What you will do: The whole of the data is to be duplicated precisely.

━━━━━ Working data ━━━━━

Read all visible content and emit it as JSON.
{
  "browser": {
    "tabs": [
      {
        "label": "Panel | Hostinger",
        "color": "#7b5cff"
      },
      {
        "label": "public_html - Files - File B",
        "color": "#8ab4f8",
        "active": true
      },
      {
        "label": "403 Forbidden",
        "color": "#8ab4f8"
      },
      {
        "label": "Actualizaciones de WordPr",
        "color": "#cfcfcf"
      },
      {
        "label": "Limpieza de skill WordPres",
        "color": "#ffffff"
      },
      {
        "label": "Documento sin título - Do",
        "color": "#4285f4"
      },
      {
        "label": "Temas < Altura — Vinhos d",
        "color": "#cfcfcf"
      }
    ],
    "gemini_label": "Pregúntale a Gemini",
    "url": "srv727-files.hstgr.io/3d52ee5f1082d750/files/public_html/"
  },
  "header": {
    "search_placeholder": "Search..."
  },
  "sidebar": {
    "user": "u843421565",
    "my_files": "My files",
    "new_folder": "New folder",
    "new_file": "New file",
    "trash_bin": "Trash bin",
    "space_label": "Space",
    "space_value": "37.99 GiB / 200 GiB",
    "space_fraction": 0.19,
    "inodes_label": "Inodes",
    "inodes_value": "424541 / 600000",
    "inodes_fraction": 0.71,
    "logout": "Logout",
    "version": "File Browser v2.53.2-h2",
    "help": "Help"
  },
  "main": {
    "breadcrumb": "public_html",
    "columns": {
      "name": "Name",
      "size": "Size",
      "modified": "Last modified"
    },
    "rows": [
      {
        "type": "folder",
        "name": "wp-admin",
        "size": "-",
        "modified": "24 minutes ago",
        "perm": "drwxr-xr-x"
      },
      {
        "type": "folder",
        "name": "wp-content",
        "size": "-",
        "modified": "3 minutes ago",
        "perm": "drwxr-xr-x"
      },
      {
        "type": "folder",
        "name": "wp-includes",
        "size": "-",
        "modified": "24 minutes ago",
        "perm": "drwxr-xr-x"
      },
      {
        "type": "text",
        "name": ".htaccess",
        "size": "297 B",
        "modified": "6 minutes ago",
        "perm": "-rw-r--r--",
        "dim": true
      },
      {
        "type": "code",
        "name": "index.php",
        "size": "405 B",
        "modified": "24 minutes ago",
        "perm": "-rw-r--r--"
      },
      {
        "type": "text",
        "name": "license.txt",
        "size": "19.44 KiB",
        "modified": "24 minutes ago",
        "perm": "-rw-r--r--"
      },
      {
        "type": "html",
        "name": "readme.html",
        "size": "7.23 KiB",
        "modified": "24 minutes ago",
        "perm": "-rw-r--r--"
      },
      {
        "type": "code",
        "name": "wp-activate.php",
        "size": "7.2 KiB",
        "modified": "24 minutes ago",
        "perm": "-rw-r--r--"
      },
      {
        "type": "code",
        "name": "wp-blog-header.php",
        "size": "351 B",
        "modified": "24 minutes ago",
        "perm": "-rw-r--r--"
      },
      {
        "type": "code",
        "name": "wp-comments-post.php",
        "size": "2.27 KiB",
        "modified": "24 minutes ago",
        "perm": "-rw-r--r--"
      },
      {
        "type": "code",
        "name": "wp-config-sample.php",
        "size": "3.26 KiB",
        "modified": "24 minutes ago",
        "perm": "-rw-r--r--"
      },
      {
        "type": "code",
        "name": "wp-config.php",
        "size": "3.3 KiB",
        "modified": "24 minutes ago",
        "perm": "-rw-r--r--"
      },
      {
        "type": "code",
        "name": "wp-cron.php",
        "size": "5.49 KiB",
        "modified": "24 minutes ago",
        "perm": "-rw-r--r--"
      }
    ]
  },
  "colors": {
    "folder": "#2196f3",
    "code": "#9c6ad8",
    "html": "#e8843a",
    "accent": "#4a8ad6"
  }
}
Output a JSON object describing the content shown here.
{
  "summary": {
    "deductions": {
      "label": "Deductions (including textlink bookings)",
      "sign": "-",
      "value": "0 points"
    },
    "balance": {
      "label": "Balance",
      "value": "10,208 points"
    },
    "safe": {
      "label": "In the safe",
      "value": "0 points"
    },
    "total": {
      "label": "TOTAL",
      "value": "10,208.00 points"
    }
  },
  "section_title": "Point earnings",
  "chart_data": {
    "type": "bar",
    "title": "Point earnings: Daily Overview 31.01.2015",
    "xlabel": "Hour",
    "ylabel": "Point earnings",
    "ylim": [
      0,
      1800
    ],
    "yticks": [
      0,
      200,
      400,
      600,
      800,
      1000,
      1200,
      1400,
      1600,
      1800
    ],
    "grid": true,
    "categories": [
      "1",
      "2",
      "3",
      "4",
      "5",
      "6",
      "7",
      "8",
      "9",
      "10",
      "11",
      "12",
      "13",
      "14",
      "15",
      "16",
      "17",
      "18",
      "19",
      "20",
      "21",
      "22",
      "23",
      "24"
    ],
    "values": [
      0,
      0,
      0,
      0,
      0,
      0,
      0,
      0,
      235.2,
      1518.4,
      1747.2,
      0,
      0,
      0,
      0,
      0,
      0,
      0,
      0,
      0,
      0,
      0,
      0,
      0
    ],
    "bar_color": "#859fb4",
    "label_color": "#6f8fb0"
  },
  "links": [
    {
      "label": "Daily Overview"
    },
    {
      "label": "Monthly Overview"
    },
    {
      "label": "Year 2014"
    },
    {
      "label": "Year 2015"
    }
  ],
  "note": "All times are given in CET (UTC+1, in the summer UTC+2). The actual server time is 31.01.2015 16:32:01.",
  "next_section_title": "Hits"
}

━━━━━

Answer section:
Read all visible content and emit it as JSON.
{
  "browser": {
    "tabs": [
      {
        "label": "Panel | Hostinger",
        "color": "#7b5cff"
      },
      {
        "label": "public_html - Files - File B",
        "color": "#8ab4f8",
        "active": true
      },
      {
        "label": "403 Forbidden",
        "color": "#8ab4f8"
      },
      {
        "label": "Actualizaciones de WordPr",
        "color": "#cfcfcf"
      },
      {
        "label": "Limpieza de skill WordPres",
        "color": "#ffffff"
      },
      {
        "label": "Documento sin título - Do",
        "color": "#4285f4"
      },
      {
        "label": "Temas < Altura — Vinhos d",
        "color": "#cfcfcf"
      }
    ],
    "gemini_label": "Pregúntale a Gemini",
    "url": "srv727-files.hstgr.io/3d52ee5f1082d750/files/public_html/"
  },
  "header": {
    "search_placeholder": "Search..."
  },
  "sidebar": {
    "user": "u843421565",
    "my_files": "My files",
    "new_folder": "New folder",
    "new_file": "New file",
    "trash_bin": "Trash bin",
    "space_label": "Space",
    "space_value": "37.99 GiB / 200 GiB",
    "space_fraction": 0.19,
    "inodes_label": "Inodes",
    "inodes_value": "424541 / 600000",
    "inodes_fraction": 0.71,
    "logout": "Logout",
    "version": "File Browser v2.53.2-h2",
    "help": "Help"
  },
  "main": {
    "breadcrumb": "public_html",
    "columns": {
      "name": "Name",
      "size": "Size",
      "modified": "Last modified"
    },
    "rows": [
      {
        "type": "folder",
        "name": "wp-admin",
        "size": "-",
        "modified": "24 minutes ago",
        "perm": "drwxr-xr-x"
      },
      {
        "type": "folder",
        "name": "wp-content",
        "size": "-",
        "modified": "3 minutes ago",
        "perm": "drwxr-xr-x"
      },
      {
        "type": "folder",
        "name": "wp-includes",
        "size": "-",
        "modified": "24 minutes ago",
        "perm": "drwxr-xr-x"
      },
      {
        "type": "text",
        "name": ".htaccess",
        "size": "297 B",
        "modified": "6 minutes ago",
        "perm": "-rw-r--r--",
        "dim": true
      },
      {
        "type": "code",
        "name": "index.php",
        "size": "405 B",
        "modified": "24 minutes ago",
        "perm": "-rw-r--r--"
      },
      {
        "type": "text",
        "name": "license.txt",
        "size": "19.44 KiB",
        "modified": "24 minutes ago",
        "perm": "-rw-r--r--"
      },
      {
        "type": "html",
        "name": "readme.html",
        "size": "7.23 KiB",
        "modified": "24 minutes ago",
        "perm": "-rw-r--r--"
      },
      {
        "type": "code",
        "name": "wp-activate.php",
        "size": "7.2 KiB",
        "modified": "24 minutes ago",
        "perm": "-rw-r--r--"
      },
      {
        "type": "code",
        "name": "wp-blog-header.php",
        "size": "351 B",
        "modified": "24 minutes ago",
        "perm": "-rw-r--r--"
      },
      {
        "type": "code",
        "name": "wp-comments-post.php",
        "size": "2.27 KiB",
        "modified": "24 minutes ago",
        "perm": "-rw-r--r--"
      },
      {
        "type": "code",
        "name": "wp-config-sample.php",
        "size": "3.26 KiB",
        "modified": "24 minutes ago",
        "perm": "-rw-r--r--"
      },
      {
        "type": "code",
        "name": "wp-config.php",
        "size": "3.3 KiB",
        "modified": "24 minutes ago",
        "perm": "-rw-r--r--"
      },
      {
        "type": "code",
        "name": "wp-cron.php",
        "size": "5.49 KiB",
        "modified": "24 minutes ago",
        "perm": "-rw-r--r--"
      }
    ]
  },
  "colors": {
    "folder": "#2196f3",
    "code": "#9c6ad8",
    "html": "#e8843a",
    "accent": "#4a8ad6"
  }
}
Output a JSON object describing the content shown here.
{
  "summary": {
    "deductions": {
      "label": "Deductions (including textlink bookings)",
      "sign": "-",
      "value": "0 points"
    },
    "balance": {
      "label": "Balance",
      "value": "10,208 points"
    },
    "safe": {
      "label": "In the safe",
      "value": "0 points"
    },
    "total": {
      "label": "TOTAL",
      "value": "10,208.00 points"
    }
  },
  "section_title": "Point earnings",
  "chart_data": {
    "type": "bar",
    "title": "Point earnings: Daily Overview 31.01.2015",
    "xlabel": "Hour",
    "ylabel": "Point earnings",
    "ylim": [
      0,
      1800
    ],
    "yticks": [
      0,
      200,
      400,
      600,
      800,
      1000,
      1200,
      1400,
      1600,
      1800
    ],
    "grid": true,
    "categories": [
      "1",
      "2",
      "3",
      "4",
      "5",
      "6",
      "7",
      "8",
      "9",
      "10",
      "11",
      "12",
      "13",
      "14",
      "15",
      "16",
      "17",
      "18",
      "19",
      "20",
      "21",
      "22",
      "23",
      "24"
    ],
    "values": [
      0,
      0,
      0,
      0,
      0,
      0,
      0,
      0,
      235.2,
      1518.4,
      1747.2,
      0,
      0,
      0,
      0,
      0,
      0,
      0,
      0,
      0,
      0,
      0,
      0,
      0
    ],
    "bar_color": "#859fb4",
    "label_color": "#6f8fb0"
  },
  "links": [
    {
      "label": "Daily Overview"
    },
    {
      "label": "Monthly Overview"
    },
    {
      "label": "Year 2014"
    },
    {
      "label": "Year 2015"
    }
  ],
  "note": "All times are given in CET (UTC+1, in the summer UTC+2). The actual server time is 31.01.2015 16:32:01.",
  "next_section_title": "Hits"
}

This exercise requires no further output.